By Diogo Esperante, Isabel Aguiree:
Through carbon credit incomes, plantations can have the incentive they need to implement the best management practice that will benefit the ecosystem, the farmers, the consuming industry and the workers who earn their livelihoods from the farms.
When recently visiting Guatemala, I had the pleasure of meeting Miss. Isabel Aguirre, Head of the Eco2 Rubber Forest Project in Guatemala.
For those who haven´t heard about it, this is a “first of its kind program of voluntary activities for sustainable reforestation with natural rubber in Guatemala.”1 And I was amazed to learn also that it is not only the first of its kind, but still the only one around.
In 2010, GrupoAgroindustrialOccidente (GAO) and its eco business division EconegociosOccidente validated the first forestry project in America under the Verified Carbon Standard, allowing rubber forests to generate and commercialize carbon credits in the Voluntary Market. Carbon credits created incentives to promote rubber cultivation with sustainable management practices. With this in mind, the GAO also obtained the first Forest Stewardship Council (FSCTM) certification for natural rubber plantations ensuring best management practices.
Carbon credits generated in the voluntary market are referred to as Voluntary Emission Reductions (VER’s) and are purchased outside of the compliance market. The market offers businesses, NGOs and individuals who wish to offset their own emission reductions the opportunity on a voluntary basis by purchasing carbon credits. Due to growing concern about climate change, this market continues to grow and generated about US$278 million in offset purchases in 2015.
Despite the opportunities that carbon credits offer to sustainable projects, the process is rigorous, costly and requires expertise in an uncommon subject.
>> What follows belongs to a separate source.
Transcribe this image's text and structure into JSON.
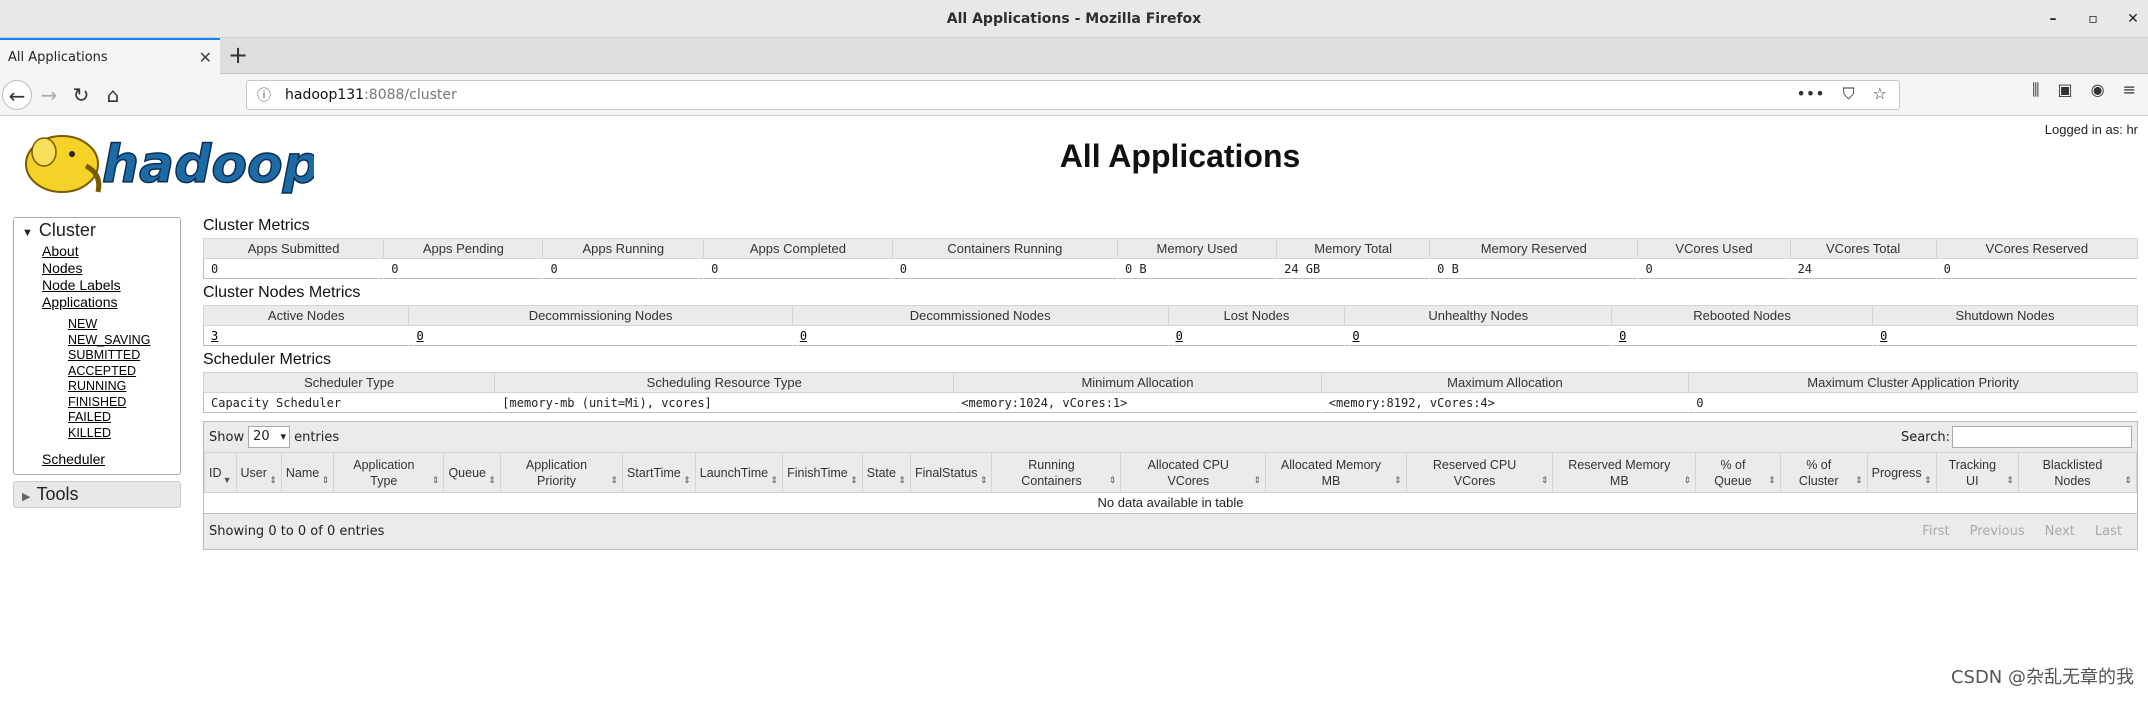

Probably, this is one of the reasons why more projects have not been successful in the global NR industry.
Eco2 Rubber Forests program
In hopes of breaking the barrier of entry and utilizing natural rubber to mitigate climate change, Econegocios created the Eco2 Rubber Forests program of activities, validated by Rainforest Alliance in 2016. By creating a broad platform for carbon market access where rubber forests are established and managed, the project facilitates access to carbon finance as an additional income source to generate positive incentives for reforestation with sustainable and responsible management practices.
The program has already been implemented in Guatemala with more than 8 participating farms and is looking to expand into other Latin American regions, with Brazil as the second stage set for 2018.
As recently published by Forest Trends (a non-profit organization known as the most valuable source of data about the “value chains of new forestry”) in its report State of the Voluntary Carbon Markets:
“…… the year of 2016 was exciting to watch ……. as nearly every country in the world submitted a national climate plan to the United Nations Framework Convention on Climate Change.”
But two questions dulled in my mind reading these words (probably no different of the ones you might be asking yourself right now):
1) How is the natural rubber industry impacted by this phenomenon?
2) How can rubber plantations benefit from it?
As I witnessed during the 2016th ANRPC Public-private meetings and the annual IRRDB International Rubber Conference, little it is known about the potential of generating VERs from rubber tree plantations. Many researchers during these meetings were asking me about how “Guatemala did it?” So I decided to embark on a discovery journey. And it was no short of a great honor to have been received by Miss. Aguirre and her team which gave me a good scope of the matter.
Even greater honor I felt when later I was invited by the company’ s local partner in Brazil, Planthec Florestal2, to take on the role of Project Director in this expansion to my country.
Assessing briefly some of the high notes about this project,it is interesting to underscore some remarks of Miss. Aguirre, especially about a current trend on this market called “Insetting”.
Insetting is when a company directs its environmental programs towards their own supply chain. This is a powerful concept that expands on the traditional model of offsetting, which is simple but does little to promote the interests of the companies. Through insetting, companies can invest in the ecosystems that they depend on and, therefore, ensure the sustainable growth of their own business. In other words, companies can buy VERs generated within their own supply chains.
Tyre manufacturers are bound to benefit from this sort of approach, not only because their brands are increasingly sensible to environmental issues, but also through added benefits these activities can create in their supply chain. The Eco2 Rubber Forest program not only incentivizes rubber plantations, but it ensures proper management practices from start to finish in a traceable and certified manner. Since traceability seems to be one of the great challenges of NR industry at the moment, generating VERs from rubber plantations might be a very effective incentive!
I acknowledge that this new frontier often makes rubber farmers skeptical since certifications are costly and demanding, and this sort of added value is seldom reflected in higher prices for rubber. However, through carbon credit incomes plantations can have the incentive they need to implement the best practice management that will benefit the ecosystem, the farmers, the consuming industry and the workers who earn their livelihoods from the farms.
This is why I am grateful to have the opportunity to be a part of this great experience and seeing this through in my home country.For this article I acknowledge the prestigious assistance of Miss. Isabel Aguirre who is responsible for the implementation of the Eco2 Rubber Forests project in Guatemala and is joining up with PlanthecFlorestal to expand this valuable learning experience in Brazil.